Alexander Kruger from Wieckenberg near Celle also confirmed this to our newspaper. The 53-year-old lived with three of the four women at Kruger's equestrian farm for two months in early 2017. He behaved like a "swaggering dictator," Kruger recounts. For him the man had been an impostor. He had pretended to be a psychologist, drove up in an Audi A8, black suit, black vest, black tie, and made a well-groomed impression. He had brought at least five horses with him – and a dog. It was this dog whose biting fury led Kruger to terminate the tenancy without notice. The dog had severely injured Krugers Munsterlander. The three women had a "completely submissive attitude" towards the 53-year-old, were always dressed in black, and always kept their heads down, explains Kruger.
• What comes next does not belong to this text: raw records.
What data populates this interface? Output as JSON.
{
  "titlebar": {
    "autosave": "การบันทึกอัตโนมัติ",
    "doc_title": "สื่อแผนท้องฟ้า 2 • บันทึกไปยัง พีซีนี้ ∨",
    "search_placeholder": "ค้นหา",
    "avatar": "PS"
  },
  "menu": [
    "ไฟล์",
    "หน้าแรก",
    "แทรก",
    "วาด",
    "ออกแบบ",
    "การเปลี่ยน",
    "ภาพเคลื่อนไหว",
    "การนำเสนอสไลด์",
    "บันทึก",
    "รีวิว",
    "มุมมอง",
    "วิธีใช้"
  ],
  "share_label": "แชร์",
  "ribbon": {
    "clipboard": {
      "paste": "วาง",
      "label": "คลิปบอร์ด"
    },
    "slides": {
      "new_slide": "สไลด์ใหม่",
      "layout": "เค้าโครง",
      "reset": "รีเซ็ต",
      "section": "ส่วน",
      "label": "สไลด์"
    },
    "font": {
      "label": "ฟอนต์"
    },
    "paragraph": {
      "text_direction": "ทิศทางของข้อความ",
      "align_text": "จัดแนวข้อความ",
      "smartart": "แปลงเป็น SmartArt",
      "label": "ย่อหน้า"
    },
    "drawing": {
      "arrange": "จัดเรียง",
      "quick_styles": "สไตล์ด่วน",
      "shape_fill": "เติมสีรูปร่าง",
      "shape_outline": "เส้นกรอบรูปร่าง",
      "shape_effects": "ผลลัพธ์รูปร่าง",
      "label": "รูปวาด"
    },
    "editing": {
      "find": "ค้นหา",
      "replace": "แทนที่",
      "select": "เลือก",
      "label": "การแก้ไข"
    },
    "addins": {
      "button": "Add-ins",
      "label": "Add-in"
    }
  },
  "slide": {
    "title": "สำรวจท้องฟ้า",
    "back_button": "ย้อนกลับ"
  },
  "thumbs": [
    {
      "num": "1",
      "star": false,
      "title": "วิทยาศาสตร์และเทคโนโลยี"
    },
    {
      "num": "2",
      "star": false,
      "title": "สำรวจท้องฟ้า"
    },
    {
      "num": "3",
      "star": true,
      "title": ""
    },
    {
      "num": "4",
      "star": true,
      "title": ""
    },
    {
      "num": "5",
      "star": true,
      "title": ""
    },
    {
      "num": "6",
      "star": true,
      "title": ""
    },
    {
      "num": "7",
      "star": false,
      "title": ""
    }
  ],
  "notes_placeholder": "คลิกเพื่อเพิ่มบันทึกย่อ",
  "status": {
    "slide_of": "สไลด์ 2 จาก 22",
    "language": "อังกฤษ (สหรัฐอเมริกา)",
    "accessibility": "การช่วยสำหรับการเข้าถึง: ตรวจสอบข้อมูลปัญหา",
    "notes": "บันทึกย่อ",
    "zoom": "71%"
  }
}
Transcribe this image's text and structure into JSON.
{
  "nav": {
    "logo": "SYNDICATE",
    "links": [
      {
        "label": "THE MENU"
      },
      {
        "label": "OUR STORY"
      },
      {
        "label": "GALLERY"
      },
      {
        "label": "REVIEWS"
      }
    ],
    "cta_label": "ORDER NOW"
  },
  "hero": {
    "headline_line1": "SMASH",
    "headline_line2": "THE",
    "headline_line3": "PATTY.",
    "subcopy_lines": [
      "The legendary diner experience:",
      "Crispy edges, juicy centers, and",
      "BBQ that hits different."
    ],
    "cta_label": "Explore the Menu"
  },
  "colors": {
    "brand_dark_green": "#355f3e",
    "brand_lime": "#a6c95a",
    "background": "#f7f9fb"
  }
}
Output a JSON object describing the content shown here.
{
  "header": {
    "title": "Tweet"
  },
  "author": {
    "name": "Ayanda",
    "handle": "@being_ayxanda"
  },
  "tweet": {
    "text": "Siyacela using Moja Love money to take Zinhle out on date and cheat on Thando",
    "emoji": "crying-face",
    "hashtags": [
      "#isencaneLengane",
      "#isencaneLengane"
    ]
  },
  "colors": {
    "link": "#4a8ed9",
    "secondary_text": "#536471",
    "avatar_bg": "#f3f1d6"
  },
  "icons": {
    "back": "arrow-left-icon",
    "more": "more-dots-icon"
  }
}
Peace has long since returned to Junkerstrasse in Wittingen. In the parsonage, a little further across the street, and in other homes, the Christmas decorations are shining, the spotlights of the OB trucks are history.